(Data about app and page elements)

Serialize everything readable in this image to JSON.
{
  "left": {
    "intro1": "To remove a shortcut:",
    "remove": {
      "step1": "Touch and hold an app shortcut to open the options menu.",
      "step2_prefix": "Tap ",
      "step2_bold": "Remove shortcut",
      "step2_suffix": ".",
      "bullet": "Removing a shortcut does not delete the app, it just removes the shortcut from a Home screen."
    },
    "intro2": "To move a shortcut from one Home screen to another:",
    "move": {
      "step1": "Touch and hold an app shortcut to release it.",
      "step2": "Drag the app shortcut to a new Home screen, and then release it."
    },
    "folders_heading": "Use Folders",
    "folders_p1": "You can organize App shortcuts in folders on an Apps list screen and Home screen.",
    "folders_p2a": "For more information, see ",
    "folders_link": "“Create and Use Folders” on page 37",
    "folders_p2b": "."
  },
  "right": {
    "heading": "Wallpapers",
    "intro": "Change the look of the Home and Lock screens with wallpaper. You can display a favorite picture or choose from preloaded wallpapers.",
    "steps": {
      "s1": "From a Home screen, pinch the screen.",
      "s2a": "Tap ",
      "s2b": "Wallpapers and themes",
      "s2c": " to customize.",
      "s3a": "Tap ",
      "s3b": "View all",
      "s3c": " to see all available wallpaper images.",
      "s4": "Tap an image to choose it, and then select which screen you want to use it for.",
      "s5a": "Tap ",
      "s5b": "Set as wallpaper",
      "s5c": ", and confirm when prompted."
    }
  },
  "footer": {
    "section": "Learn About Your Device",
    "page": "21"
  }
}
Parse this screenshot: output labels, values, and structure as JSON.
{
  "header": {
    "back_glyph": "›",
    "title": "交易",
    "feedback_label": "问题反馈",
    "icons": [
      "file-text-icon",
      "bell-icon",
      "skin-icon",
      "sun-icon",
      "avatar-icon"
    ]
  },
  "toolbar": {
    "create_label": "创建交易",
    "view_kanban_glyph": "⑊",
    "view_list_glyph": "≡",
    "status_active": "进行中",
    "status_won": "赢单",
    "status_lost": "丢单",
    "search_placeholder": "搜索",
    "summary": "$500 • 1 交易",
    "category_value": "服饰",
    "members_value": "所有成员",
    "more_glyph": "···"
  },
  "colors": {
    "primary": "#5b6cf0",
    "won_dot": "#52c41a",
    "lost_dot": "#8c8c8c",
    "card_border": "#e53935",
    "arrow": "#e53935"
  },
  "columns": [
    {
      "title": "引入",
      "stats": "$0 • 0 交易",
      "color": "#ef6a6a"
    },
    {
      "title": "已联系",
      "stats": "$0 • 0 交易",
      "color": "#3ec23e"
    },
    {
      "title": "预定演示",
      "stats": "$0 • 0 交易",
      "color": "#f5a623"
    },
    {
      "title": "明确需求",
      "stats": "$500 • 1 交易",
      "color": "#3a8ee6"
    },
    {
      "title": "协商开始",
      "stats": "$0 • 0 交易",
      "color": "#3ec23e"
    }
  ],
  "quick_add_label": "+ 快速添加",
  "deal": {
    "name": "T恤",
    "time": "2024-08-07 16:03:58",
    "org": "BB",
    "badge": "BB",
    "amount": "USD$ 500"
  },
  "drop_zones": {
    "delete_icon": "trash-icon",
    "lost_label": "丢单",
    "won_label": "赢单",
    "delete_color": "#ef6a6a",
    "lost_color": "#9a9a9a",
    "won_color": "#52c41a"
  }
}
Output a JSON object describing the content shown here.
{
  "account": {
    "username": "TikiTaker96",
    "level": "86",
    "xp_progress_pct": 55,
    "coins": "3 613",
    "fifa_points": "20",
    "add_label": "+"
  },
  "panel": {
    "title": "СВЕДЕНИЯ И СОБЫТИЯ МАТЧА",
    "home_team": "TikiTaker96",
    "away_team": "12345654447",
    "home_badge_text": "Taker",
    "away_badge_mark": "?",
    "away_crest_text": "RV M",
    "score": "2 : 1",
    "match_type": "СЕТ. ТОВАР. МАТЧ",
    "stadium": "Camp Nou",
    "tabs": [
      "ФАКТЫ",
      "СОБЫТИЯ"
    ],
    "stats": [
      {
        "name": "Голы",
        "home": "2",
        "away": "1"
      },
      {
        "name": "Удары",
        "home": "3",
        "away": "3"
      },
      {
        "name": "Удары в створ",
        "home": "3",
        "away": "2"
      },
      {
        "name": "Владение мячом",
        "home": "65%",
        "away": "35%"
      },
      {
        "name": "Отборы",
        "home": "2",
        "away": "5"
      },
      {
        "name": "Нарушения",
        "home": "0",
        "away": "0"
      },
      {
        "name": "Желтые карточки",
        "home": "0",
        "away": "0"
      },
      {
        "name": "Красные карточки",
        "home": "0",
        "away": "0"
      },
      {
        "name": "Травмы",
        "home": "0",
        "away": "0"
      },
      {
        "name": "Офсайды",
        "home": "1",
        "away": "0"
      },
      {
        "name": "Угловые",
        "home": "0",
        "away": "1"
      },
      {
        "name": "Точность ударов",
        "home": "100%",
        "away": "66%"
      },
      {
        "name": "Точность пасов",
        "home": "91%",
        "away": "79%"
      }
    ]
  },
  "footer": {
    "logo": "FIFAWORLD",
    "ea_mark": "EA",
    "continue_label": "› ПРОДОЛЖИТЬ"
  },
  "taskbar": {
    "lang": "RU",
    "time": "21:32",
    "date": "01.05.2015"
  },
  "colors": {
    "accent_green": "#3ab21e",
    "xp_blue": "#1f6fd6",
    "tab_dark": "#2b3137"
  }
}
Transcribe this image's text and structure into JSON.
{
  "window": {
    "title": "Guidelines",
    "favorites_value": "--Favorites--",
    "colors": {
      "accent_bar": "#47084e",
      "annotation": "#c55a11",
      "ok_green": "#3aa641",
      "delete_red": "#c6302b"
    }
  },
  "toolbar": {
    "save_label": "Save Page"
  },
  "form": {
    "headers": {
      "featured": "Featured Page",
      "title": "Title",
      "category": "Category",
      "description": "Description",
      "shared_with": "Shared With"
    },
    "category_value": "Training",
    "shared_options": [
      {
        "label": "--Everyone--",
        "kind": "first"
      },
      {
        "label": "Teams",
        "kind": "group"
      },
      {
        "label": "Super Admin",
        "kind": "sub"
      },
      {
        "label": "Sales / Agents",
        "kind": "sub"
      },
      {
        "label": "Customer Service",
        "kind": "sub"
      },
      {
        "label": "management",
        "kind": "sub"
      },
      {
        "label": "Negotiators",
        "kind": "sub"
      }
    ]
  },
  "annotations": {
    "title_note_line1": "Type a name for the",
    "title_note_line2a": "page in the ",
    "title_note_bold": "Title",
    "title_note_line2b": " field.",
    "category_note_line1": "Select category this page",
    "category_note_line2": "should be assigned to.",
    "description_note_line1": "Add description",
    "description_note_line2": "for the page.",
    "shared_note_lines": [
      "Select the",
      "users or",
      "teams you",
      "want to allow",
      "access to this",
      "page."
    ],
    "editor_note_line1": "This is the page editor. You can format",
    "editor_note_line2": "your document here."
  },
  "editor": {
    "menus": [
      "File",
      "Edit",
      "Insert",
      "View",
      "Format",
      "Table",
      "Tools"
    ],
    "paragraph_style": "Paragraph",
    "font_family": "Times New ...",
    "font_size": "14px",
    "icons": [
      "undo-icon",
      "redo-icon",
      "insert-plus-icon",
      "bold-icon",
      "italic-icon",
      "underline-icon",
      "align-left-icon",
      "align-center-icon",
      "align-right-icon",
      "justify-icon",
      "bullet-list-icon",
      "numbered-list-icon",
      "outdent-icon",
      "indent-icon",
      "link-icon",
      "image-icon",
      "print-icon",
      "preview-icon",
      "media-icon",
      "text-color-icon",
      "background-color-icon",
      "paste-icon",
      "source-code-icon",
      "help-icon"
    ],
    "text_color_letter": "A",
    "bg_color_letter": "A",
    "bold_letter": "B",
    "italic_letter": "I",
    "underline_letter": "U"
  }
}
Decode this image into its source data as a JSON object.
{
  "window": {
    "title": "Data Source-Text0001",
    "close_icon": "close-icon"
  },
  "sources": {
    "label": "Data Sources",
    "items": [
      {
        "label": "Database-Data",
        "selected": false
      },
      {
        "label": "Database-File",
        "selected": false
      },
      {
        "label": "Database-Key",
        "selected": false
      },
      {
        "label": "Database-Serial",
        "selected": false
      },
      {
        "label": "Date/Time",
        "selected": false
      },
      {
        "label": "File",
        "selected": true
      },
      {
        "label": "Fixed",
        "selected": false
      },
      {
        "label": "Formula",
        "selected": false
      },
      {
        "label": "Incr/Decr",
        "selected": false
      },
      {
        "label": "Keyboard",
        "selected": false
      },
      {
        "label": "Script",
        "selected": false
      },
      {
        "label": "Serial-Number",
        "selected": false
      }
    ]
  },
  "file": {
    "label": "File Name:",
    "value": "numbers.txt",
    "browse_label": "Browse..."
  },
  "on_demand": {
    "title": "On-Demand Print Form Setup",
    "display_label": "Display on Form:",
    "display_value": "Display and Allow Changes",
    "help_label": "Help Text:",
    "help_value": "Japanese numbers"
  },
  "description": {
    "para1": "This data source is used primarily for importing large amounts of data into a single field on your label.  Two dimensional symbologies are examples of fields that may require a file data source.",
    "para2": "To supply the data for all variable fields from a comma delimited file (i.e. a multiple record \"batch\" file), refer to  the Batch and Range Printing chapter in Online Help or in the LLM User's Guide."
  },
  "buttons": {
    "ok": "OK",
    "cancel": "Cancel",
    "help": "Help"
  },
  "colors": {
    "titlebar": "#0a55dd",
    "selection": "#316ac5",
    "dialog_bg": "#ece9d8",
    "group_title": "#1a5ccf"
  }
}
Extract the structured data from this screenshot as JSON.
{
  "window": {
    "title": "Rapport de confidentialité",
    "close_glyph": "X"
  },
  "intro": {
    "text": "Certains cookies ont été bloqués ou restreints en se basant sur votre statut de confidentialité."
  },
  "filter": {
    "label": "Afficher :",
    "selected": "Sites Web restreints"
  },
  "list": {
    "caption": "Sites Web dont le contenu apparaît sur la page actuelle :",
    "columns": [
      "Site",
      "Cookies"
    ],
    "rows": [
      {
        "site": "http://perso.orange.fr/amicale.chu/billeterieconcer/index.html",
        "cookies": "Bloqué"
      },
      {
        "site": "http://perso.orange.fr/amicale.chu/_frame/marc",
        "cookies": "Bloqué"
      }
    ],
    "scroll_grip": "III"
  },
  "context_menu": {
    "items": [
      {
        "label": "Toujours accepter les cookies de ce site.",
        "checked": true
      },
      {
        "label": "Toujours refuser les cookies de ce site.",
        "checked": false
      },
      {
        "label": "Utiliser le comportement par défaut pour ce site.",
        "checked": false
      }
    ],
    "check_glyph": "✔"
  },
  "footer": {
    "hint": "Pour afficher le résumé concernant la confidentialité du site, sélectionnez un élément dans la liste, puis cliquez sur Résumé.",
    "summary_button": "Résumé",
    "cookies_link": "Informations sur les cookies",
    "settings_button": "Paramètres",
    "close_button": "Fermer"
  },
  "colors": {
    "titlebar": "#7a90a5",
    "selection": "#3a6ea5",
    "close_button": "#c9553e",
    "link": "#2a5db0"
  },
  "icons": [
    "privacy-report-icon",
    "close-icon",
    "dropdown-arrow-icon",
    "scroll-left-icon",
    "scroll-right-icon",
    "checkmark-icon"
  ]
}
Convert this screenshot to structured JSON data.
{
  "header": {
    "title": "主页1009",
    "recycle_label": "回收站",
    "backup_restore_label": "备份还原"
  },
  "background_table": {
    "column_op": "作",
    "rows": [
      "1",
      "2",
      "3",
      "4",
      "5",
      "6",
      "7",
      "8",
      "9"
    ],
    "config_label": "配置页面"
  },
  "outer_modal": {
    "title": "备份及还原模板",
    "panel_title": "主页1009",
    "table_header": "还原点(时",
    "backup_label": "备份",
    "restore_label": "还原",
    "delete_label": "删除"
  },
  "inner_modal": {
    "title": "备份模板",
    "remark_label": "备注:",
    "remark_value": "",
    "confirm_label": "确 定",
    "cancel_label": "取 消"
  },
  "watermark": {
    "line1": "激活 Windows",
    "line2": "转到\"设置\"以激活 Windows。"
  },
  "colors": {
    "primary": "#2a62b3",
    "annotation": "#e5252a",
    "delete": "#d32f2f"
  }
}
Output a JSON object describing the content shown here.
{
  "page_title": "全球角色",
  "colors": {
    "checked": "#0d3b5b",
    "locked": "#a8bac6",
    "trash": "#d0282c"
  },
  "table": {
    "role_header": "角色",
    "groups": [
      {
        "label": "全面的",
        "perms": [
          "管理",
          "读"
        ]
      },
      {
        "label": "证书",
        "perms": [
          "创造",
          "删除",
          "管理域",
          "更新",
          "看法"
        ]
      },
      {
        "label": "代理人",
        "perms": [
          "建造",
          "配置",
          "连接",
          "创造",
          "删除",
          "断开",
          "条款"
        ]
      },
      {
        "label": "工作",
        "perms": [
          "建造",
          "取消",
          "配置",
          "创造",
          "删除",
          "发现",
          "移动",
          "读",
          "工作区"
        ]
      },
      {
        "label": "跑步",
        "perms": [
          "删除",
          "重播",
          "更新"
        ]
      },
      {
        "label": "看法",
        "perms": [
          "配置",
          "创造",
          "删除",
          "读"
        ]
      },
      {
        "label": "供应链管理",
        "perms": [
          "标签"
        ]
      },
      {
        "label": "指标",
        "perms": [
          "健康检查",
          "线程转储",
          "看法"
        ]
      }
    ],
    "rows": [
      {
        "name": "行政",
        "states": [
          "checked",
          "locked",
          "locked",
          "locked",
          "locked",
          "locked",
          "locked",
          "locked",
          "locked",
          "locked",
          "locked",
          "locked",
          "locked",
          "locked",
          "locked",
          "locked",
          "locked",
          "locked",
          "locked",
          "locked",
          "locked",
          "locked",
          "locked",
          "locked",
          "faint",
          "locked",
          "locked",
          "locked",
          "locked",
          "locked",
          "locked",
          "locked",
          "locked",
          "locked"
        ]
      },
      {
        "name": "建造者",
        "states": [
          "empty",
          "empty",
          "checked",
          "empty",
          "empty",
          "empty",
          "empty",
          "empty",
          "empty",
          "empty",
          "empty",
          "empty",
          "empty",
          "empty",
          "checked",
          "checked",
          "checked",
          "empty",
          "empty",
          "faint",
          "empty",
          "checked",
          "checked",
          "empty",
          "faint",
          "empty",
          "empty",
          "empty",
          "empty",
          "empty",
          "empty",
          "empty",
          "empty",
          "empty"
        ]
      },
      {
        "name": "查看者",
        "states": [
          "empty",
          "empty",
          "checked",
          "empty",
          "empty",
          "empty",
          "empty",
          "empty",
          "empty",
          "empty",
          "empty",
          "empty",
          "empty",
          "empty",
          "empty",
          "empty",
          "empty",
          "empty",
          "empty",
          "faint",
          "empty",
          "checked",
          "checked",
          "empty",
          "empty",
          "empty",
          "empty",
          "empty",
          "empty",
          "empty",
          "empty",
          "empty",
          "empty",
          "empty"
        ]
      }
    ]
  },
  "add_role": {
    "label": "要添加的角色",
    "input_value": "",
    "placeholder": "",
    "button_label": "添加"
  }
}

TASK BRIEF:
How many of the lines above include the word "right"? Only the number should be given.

RESPONSE AREA:
3